It means different things to different people.
There are so many different types of projects to manage. Whether it is a detailed and complicated construction or real estate development project. Or a product launch. Or just getting your business up and running.
So what defines a project? Basically you have a goal and a due date and steps that are necessary to get there. If you have those things you have a project.
Now you can get really detailed and complicated and require someone certified by the Project Management Institute to run it. And get into all kinds of risk analysis.
But outside of the big corporations, you really don’t make things that complicated. Basic project management is fairly straightforward. And a these 5 Keys to Managing a Successful Project should get you on your way.
1) When Does It Need To Be Done?
What’s your completion deadline How critical is it that you beat that deadline? What happens if you don’t hit it? Here you’re trying to decipher when you need to be done and how important it is that you make it happen.
For example, if you were building a swimming pool at your home, there’d be a big difference between just wanting it to be ready sometime before summer and having it for a 4th of July pool party after you’ve already invited 50 people.
2) What Are The Critical Steps?
Knowing the steps that are required along the way and which ones need to happen before others is the puzzle pieces you use to construct the path to a successful project completion on time.
You must also separate critical steps that impact the next in line versus steps that can be handled concurrently but won’t push the overall schedule if they are delayed a little.
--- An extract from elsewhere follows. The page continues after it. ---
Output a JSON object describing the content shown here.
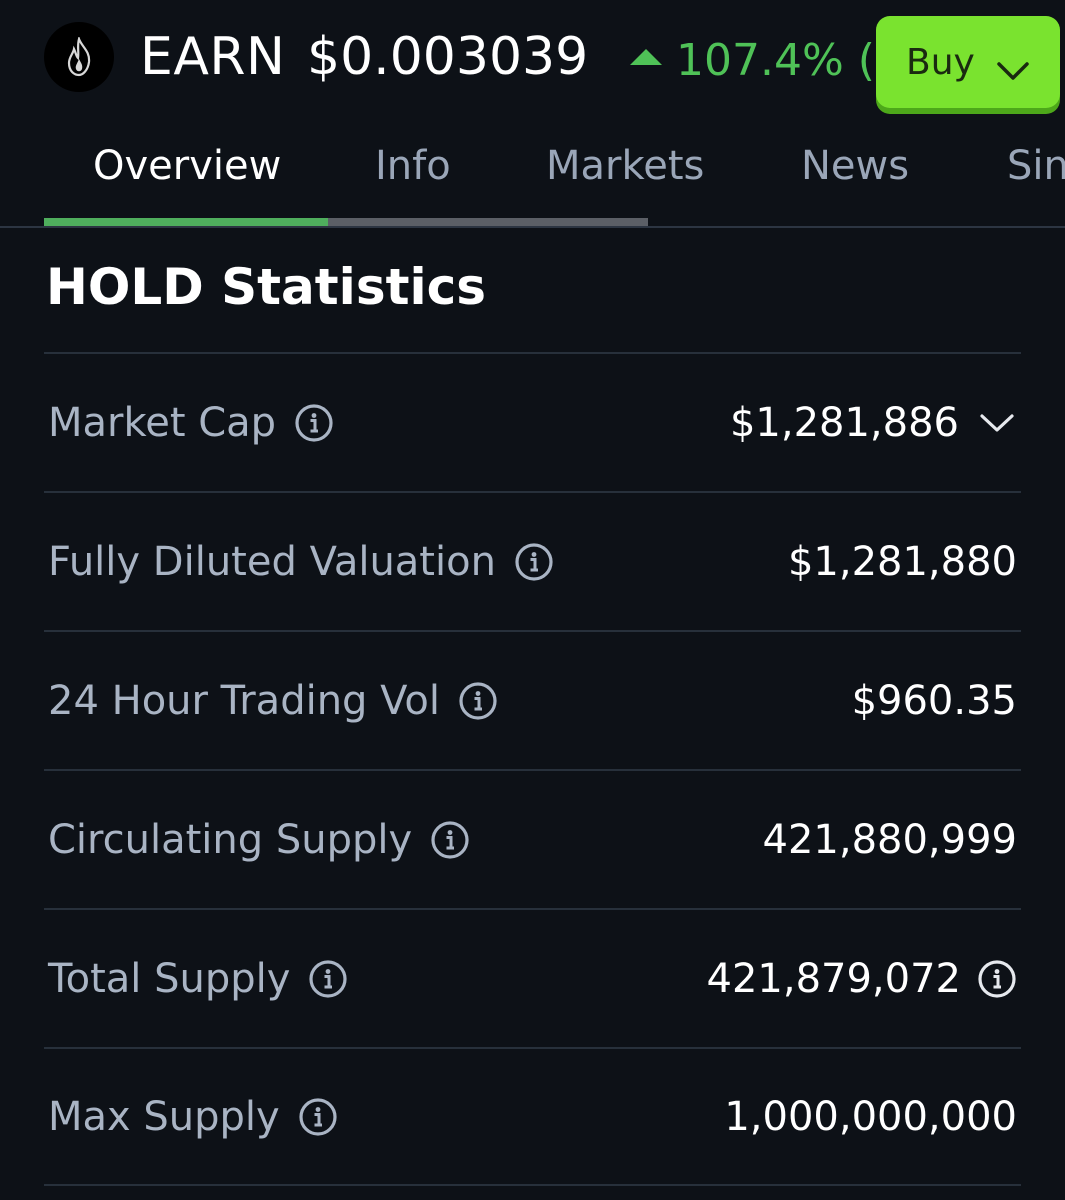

When constructing your schedule don’t get distracted by steps that don’t impact the overall schedule.
With the pool example, you need to create a design (such as a blueprint). Then dig a hole. Install plumbing for the drain and filtering system. Pour concrete. Tile/finish the surface over the concrete. Fill with water. Balance the water pH levels. And have your pool party!
Those things need to happen in order and are part of the critical path. Things like ordering the concrete could be done early enough to not be a critical path item. But if you can’t get the concrete delivered on the day you’ve scheduled it, then it could well become part of the critical path and push your schedule out by that delay.
After you’ve identified the steps, assign timelines to each critical step. Then add those durations together to get your overall project duration.
Subtracting the project duration from the due date backs into the start date you must meet in order to complete the project on time – and have a pool for your pool party.
3) Critical Path Durations
Now we talked about durations under the “Critical Steps”. But how do you come up with these durations?
There are a few ways to get there. This is where the art comes in. And it is probably the most disputed subject when it comes to project management (other than maybe price) – particularly between contractor and client.
Here’s how you can get to a fairly reliable number.
- How many hours/days does it take to do the task?
- What does the contractor/expert suggest/predict?
- How complex is it? (i.e. what can go wrong? The more complex or more people involved in the task, the more likely something will go sideways and push out the task completion date)
- How motivated/committed is the person performing the task? (if it is you and it must happen, it is more likely to get done on schedule; if it is a contractor and there is a significant penalty clause in the contract for missing your completion date, it is likely he’ll finish on time)
No matter what number you come up with for your task durations, make sure to add a buffer for contingencies.
Different projects are more or less solid on their overall forecasts but I’d generally suggested 10% to 20% extra time for a fairly straightforward and predictable project, on up to 25% to 50% or even more for a project with a lot of unknowns or uncommitted contractors (such as where they’re doing five other projects and will get to yours when they have time).
4) What Are Your Resources?
Do you have enough time to meet your goal once you’ve laid out the start date, end date, and the durations that got you there? Whether you do or don’t, those durations are impacted by the resources you throw at the project. Whether that is money, staff time, contractors, having an active project manager involved, whatever. And those choices will impact the schedule and the cost.
Just like on the schedule side, you should also plan to add costs over what your contractor quote was or your personal cost assessment. Projects typically run over budget. The reason they do that is often the cost elements are not as fully defined as they would need to be to avoid change orders and time delays.
By budgeting in a 10-25%, or even larger, buffer, you can avoid painful surprises at the end of the project.
5) Assessing Progress and Following Up
And this is the second most important element after locking down the durations, and that is evaluating progress and following up.
People are human. If they aren’t being asked about progress they will often get sidetracked. And then your project takes a back seat to their other projects or workload. If it is a critical project you must follow up often. Typical projects will have weekly and monthly reviews. But often for a shorter duration project you may require daily or hourly answers. Or updates at certain milestones.
Just make sure you’re following up. By doing so you’ll give your project a good chance of getting done on time and on budget.
So get that project done…and enjoy the pool party!